Early in the story of Last of the Annamese, Chuck Griffin learns of the fall of Phuoc Binh, the capital Phuoc Long Province, on 6 January 1975, as the province itself is conquered by the North Vietnamese. Never before during the entire Vietnam war had the North Vietnamese captured an entire province, including its provincial capital, and held it.
Even though it never rains during the dry season and January is in the middle of the dry season for Saigon, it rains. South Vietnamese Marine Colonel Thanh had warned Chuck that Phuoc Long would fall. “Then the highlands, then I Corps, then Saigon,” Thanh had said. Chuck goes to visit Thanh and finds him sitting in his garden in the rain:
“Thanh’s face turned upward again.
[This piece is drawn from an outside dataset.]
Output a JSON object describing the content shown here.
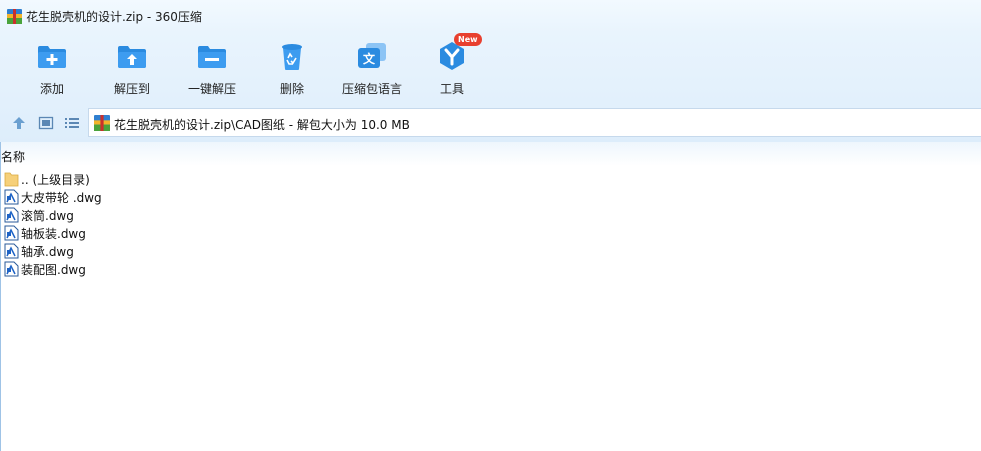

His eyelids quivered as raindrops splashed down his forehead. ‘The Heaven.’ He pointed upward. ‘The Heaven weeps. An Nam no more. An Nam was. You listen to her weep now.’”
Thanh uses the name he prefers for his country. “An Nam” means “peace in the south.” “Vietnam,” the name given by the Chinese, means “troublemakers in the south.”
The story in the novel is once again drawn from what really happened. I remember the day Phuoc Binh fell. We all thought it odd to the point of being sinister that it rained that day, even though none of us could remember rain ever occurring during the dry season.
I waited for the U.S. to respond. When we signed the peace accords in 1973, we vowed to return in force if the North Vietnamese violated the terms of the agreement. The seizure of Phuoc Long was a gross violation of the agreement. The U.S. did nothing. With an uneasy shift in the pit of my stomach, I reviewed our evacuation plan. I knew the end was coming.